[Page and application data records]

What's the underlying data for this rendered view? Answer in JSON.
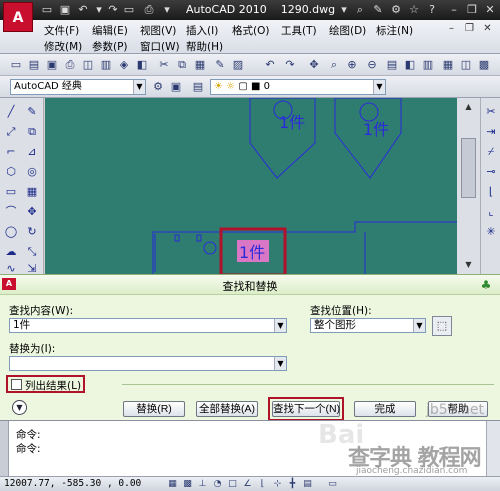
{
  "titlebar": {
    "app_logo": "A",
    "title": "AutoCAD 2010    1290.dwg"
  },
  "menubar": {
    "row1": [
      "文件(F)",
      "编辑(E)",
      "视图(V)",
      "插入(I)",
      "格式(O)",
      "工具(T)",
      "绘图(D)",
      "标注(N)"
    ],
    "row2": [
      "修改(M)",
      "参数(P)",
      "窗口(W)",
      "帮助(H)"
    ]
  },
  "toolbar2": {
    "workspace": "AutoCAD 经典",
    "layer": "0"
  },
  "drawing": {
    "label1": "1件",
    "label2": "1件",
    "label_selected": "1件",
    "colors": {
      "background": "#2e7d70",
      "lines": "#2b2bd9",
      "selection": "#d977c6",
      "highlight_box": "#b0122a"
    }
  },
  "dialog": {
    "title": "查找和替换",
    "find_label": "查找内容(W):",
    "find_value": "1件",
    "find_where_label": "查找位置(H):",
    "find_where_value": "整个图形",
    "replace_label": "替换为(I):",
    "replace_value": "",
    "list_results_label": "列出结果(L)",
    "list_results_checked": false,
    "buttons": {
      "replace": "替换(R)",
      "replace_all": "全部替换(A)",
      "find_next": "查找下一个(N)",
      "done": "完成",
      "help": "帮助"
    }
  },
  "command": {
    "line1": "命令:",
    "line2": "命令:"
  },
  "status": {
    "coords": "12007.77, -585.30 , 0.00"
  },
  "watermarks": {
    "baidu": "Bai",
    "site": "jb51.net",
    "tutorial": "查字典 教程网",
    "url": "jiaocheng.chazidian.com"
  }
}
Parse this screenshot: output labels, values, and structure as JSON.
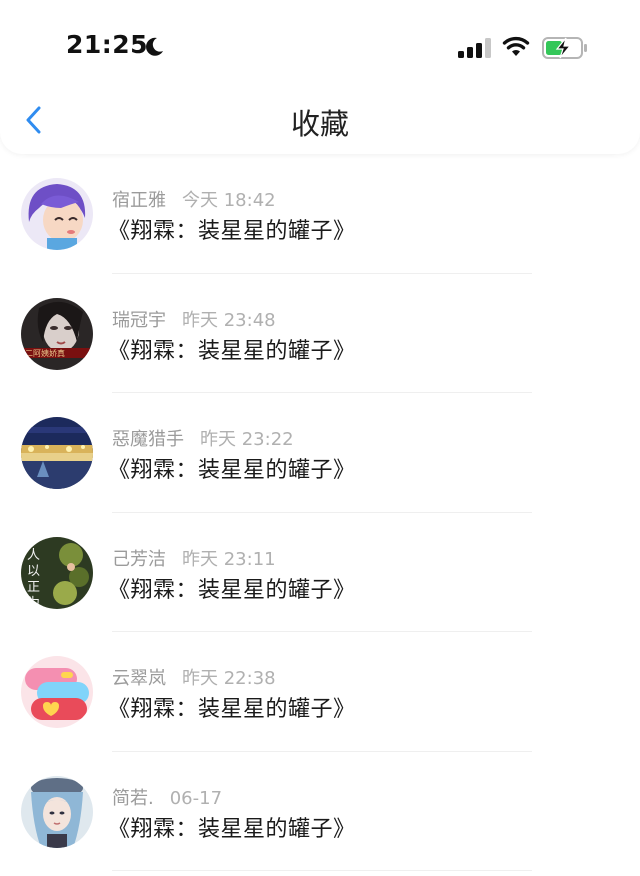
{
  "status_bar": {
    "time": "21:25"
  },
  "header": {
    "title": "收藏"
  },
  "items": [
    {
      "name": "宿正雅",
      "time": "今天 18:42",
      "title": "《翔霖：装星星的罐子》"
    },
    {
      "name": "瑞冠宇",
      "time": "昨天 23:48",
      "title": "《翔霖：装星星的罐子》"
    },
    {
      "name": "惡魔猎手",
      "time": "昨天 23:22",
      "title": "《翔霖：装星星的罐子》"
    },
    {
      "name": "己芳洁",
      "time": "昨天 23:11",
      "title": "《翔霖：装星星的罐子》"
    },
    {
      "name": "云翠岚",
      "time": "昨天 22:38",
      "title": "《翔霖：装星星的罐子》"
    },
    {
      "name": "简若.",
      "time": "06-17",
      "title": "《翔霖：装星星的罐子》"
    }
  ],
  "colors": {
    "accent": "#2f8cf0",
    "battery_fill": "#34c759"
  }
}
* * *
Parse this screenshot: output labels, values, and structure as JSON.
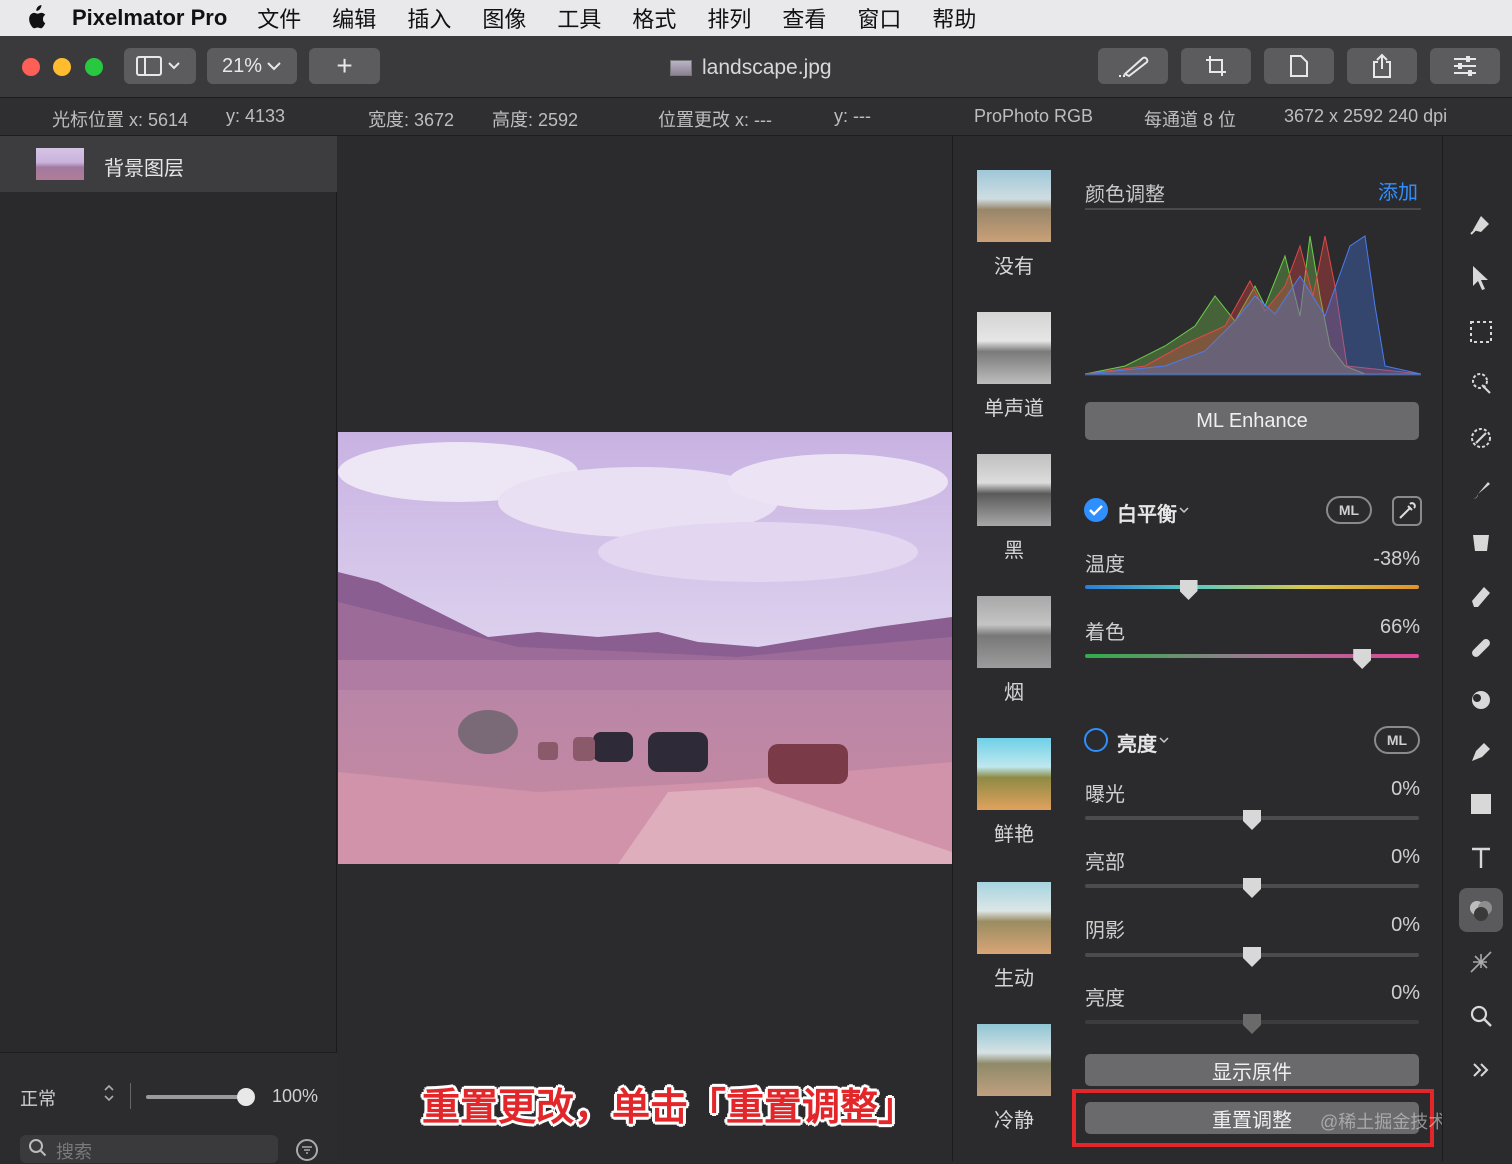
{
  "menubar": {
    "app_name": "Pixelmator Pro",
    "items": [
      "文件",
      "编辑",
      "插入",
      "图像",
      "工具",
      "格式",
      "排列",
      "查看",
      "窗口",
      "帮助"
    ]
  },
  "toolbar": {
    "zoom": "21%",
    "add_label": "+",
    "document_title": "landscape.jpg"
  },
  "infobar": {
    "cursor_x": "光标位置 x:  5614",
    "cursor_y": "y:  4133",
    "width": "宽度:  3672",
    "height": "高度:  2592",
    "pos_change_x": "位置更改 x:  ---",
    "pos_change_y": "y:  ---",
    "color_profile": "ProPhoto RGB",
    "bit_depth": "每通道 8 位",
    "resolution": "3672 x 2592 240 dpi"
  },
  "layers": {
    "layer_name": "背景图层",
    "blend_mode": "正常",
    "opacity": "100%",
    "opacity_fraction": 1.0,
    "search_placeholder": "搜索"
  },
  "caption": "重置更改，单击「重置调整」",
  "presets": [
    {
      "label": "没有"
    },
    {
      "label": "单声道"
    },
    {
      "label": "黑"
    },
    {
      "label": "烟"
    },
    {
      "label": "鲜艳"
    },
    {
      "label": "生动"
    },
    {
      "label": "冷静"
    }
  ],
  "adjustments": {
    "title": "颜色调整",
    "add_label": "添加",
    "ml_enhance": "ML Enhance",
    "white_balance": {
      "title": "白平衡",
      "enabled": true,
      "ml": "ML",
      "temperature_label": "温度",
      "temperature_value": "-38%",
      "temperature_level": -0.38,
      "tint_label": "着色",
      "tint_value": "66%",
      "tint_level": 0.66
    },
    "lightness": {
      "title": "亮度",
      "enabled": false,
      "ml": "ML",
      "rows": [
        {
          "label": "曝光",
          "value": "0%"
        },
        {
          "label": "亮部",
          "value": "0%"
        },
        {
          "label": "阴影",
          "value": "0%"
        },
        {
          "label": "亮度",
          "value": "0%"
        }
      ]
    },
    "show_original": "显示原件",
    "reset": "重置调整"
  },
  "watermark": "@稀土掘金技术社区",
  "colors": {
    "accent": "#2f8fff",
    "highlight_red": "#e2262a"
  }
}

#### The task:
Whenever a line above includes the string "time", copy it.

#### Output:
    "time": "21:25"
      "time": "今天 18:42",
      "time": "昨天 23:48",
      "time": "昨天 23:22",
      "time": "昨天 23:11",
      "time": "昨天 22:38",
      "time": "06-17",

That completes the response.